— Task statement —
Print out the entries that follow exactly, missing none.

────────────────

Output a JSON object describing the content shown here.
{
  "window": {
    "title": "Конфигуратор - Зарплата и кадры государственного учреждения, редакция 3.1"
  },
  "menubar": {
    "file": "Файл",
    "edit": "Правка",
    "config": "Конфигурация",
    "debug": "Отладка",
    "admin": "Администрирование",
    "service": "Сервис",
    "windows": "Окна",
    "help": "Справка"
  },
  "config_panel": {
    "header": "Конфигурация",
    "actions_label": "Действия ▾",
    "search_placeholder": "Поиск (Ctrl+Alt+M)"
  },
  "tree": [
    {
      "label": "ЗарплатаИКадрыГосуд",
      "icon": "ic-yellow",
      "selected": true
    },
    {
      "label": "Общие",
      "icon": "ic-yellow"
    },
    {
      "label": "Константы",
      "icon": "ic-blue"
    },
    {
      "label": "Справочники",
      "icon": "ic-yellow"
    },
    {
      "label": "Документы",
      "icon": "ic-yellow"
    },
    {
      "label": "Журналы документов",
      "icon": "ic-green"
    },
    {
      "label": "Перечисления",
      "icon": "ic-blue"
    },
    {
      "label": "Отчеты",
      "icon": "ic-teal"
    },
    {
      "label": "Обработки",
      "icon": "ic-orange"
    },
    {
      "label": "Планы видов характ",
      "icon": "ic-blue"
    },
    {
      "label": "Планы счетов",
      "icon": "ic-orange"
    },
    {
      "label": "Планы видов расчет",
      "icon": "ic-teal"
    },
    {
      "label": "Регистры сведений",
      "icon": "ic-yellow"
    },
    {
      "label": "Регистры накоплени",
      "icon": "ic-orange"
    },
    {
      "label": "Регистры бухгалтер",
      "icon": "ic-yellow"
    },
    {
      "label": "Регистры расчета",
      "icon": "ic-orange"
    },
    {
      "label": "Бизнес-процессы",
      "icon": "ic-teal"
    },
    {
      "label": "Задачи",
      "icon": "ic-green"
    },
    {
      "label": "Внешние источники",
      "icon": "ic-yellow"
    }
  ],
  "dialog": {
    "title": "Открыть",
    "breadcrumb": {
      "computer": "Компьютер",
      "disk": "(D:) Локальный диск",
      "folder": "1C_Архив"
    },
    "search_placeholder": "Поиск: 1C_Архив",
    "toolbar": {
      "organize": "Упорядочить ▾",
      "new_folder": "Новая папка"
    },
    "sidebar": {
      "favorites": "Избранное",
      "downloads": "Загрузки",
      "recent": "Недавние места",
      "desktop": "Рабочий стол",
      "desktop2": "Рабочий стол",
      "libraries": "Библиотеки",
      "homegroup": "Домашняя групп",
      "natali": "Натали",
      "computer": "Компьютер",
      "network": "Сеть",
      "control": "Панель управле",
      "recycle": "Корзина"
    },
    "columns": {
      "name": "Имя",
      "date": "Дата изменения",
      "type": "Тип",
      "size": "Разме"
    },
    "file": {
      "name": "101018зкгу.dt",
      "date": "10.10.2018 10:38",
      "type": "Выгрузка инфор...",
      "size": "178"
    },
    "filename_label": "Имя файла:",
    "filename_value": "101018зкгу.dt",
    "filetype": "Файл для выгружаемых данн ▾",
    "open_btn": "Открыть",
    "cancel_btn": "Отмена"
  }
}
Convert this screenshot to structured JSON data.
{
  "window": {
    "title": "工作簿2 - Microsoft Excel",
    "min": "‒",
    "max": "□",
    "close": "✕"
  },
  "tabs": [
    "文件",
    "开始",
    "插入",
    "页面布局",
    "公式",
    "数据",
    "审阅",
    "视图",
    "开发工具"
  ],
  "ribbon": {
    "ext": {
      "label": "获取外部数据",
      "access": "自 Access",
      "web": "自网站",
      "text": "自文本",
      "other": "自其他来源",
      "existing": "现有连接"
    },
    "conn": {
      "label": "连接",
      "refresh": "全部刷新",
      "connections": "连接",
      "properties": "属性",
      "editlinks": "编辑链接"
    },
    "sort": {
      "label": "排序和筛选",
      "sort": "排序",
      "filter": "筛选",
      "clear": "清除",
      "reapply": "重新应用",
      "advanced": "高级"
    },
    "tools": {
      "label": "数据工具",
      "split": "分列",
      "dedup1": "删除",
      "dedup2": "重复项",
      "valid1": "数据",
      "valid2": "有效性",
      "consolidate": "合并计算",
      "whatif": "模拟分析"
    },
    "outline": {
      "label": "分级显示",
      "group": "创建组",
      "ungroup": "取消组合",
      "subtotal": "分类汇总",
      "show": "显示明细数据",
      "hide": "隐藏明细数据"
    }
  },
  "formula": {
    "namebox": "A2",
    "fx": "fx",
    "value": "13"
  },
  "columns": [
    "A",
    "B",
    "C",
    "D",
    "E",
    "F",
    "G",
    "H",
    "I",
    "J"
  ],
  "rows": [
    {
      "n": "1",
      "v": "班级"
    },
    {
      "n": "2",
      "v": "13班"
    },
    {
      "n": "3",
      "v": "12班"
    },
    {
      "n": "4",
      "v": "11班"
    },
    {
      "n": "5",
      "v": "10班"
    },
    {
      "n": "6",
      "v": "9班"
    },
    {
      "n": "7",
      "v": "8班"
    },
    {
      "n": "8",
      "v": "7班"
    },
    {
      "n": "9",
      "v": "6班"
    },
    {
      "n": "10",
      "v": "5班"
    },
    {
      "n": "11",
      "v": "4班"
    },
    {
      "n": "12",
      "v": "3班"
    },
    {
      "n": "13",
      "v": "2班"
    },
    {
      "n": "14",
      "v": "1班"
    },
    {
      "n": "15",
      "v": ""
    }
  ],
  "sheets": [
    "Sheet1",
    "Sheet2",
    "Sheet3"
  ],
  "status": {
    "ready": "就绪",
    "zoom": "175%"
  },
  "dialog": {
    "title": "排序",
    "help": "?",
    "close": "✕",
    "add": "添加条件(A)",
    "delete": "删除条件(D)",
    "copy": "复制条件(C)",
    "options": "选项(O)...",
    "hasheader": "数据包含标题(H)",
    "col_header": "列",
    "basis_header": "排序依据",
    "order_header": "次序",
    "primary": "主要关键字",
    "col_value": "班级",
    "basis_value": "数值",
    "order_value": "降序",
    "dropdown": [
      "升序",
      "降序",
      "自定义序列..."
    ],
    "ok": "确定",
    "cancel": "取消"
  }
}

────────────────

— Output of the task —
Output a JSON object describing the content shown here.
{
  "window": {
    "title": "Конфигуратор - Зарплата и кадры государственного учреждения, редакция 3.1"
  },
  "menubar": {
    "file": "Файл",
    "edit": "Правка",
    "config": "Конфигурация",
    "debug": "Отладка",
    "admin": "Администрирование",
    "service": "Сервис",
    "windows": "Окна",
    "help": "Справка"
  },
  "config_panel": {
    "header": "Конфигурация",
    "actions_label": "Действия ▾",
    "search_placeholder": "Поиск (Ctrl+Alt+M)"
  },
  "tree": [
    {
      "label": "ЗарплатаИКадрыГосуд",
      "icon": "ic-yellow",
      "selected": true
    },
    {
      "label": "Общие",
      "icon": "ic-yellow"
    },
    {
      "label": "Константы",
      "icon": "ic-blue"
    },
    {
      "label": "Справочники",
      "icon": "ic-yellow"
    },
    {
      "label": "Документы",
      "icon": "ic-yellow"
    },
    {
      "label": "Журналы документов",
      "icon": "ic-green"
    },
    {
      "label": "Перечисления",
      "icon": "ic-blue"
    },
    {
      "label": "Отчеты",
      "icon": "ic-teal"
    },
    {
      "label": "Обработки",
      "icon": "ic-orange"
    },
    {
      "label": "Планы видов характ",
      "icon": "ic-blue"
    },
    {
      "label": "Планы счетов",
      "icon": "ic-orange"
    },
    {
      "label": "Планы видов расчет",
      "icon": "ic-teal"
    },
    {
      "label": "Регистры сведений",
      "icon": "ic-yellow"
    },
    {
      "label": "Регистры накоплени",
      "icon": "ic-orange"
    },
    {
      "label": "Регистры бухгалтер",
      "icon": "ic-yellow"
    },
    {
      "label": "Регистры расчета",
      "icon": "ic-orange"
    },
    {
      "label": "Бизнес-процессы",
      "icon": "ic-teal"
    },
    {
      "label": "Задачи",
      "icon": "ic-green"
    },
    {
      "label": "Внешние источники",
      "icon": "ic-yellow"
    }
  ],
  "dialog": {
    "title": "Открыть",
    "breadcrumb": {
      "computer": "Компьютер",
      "disk": "(D:) Локальный диск",
      "folder": "1C_Архив"
    },
    "search_placeholder": "Поиск: 1C_Архив",
    "toolbar": {
      "organize": "Упорядочить ▾",
      "new_folder": "Новая папка"
    },
    "sidebar": {
      "favorites": "Избранное",
      "downloads": "Загрузки",
      "recent": "Недавние места",
      "desktop": "Рабочий стол",
      "desktop2": "Рабочий стол",
      "libraries": "Библиотеки",
      "homegroup": "Домашняя групп",
      "natali": "Натали",
      "computer": "Компьютер",
      "network": "Сеть",
      "control": "Панель управле",
      "recycle": "Корзина"
    },
    "columns": {
      "name": "Имя",
      "date": "Дата изменения",
      "type": "Тип",
      "size": "Разме"
    },
    "file": {
      "name": "101018зкгу.dt",
      "date": "10.10.2018 10:38",
      "type": "Выгрузка инфор...",
      "size": "178"
    },
    "filename_label": "Имя файла:",
    "filename_value": "101018зкгу.dt",
    "filetype": "Файл для выгружаемых данн ▾",
    "open_btn": "Открыть",
    "cancel_btn": "Отмена"
  }
}
Convert this screenshot to structured JSON data.
{
  "window": {
    "title": "工作簿2 - Microsoft Excel",
    "min": "‒",
    "max": "□",
    "close": "✕"
  },
  "tabs": [
    "文件",
    "开始",
    "插入",
    "页面布局",
    "公式",
    "数据",
    "审阅",
    "视图",
    "开发工具"
  ],
  "ribbon": {
    "ext": {
      "label": "获取外部数据",
      "access": "自 Access",
      "web": "自网站",
      "text": "自文本",
      "other": "自其他来源",
      "existing": "现有连接"
    },
    "conn": {
      "label": "连接",
      "refresh": "全部刷新",
      "connections": "连接",
      "properties": "属性",
      "editlinks": "编辑链接"
    },
    "sort": {
      "label": "排序和筛选",
      "sort": "排序",
      "filter": "筛选",
      "clear": "清除",
      "reapply": "重新应用",
      "advanced": "高级"
    },
    "tools": {
      "label": "数据工具",
      "split": "分列",
      "dedup1": "删除",
      "dedup2": "重复项",
      "valid1": "数据",
      "valid2": "有效性",
      "consolidate": "合并计算",
      "whatif": "模拟分析"
    },
    "outline": {
      "label": "分级显示",
      "group": "创建组",
      "ungroup": "取消组合",
      "subtotal": "分类汇总",
      "show": "显示明细数据",
      "hide": "隐藏明细数据"
    }
  },
  "formula": {
    "namebox": "A2",
    "fx": "fx",
    "value": "13"
  },
  "columns": [
    "A",
    "B",
    "C",
    "D",
    "E",
    "F",
    "G",
    "H",
    "I",
    "J"
  ],
  "rows": [
    {
      "n": "1",
      "v": "班级"
    },
    {
      "n": "2",
      "v": "13班"
    },
    {
      "n": "3",
      "v": "12班"
    },
    {
      "n": "4",
      "v": "11班"
    },
    {
      "n": "5",
      "v": "10班"
    },
    {
      "n": "6",
      "v": "9班"
    },
    {
      "n": "7",
      "v": "8班"
    },
    {
      "n": "8",
      "v": "7班"
    },
    {
      "n": "9",
      "v": "6班"
    },
    {
      "n": "10",
      "v": "5班"
    },
    {
      "n": "11",
      "v": "4班"
    },
    {
      "n": "12",
      "v": "3班"
    },
    {
      "n": "13",
      "v": "2班"
    },
    {
      "n": "14",
      "v": "1班"
    },
    {
      "n": "15",
      "v": ""
    }
  ],
  "sheets": [
    "Sheet1",
    "Sheet2",
    "Sheet3"
  ],
  "status": {
    "ready": "就绪",
    "zoom": "175%"
  },
  "dialog": {
    "title": "排序",
    "help": "?",
    "close": "✕",
    "add": "添加条件(A)",
    "delete": "删除条件(D)",
    "copy": "复制条件(C)",
    "options": "选项(O)...",
    "hasheader": "数据包含标题(H)",
    "col_header": "列",
    "basis_header": "排序依据",
    "order_header": "次序",
    "primary": "主要关键字",
    "col_value": "班级",
    "basis_value": "数值",
    "order_value": "降序",
    "dropdown": [
      "升序",
      "降序",
      "自定义序列..."
    ],
    "ok": "确定",
    "cancel": "取消"
  }
}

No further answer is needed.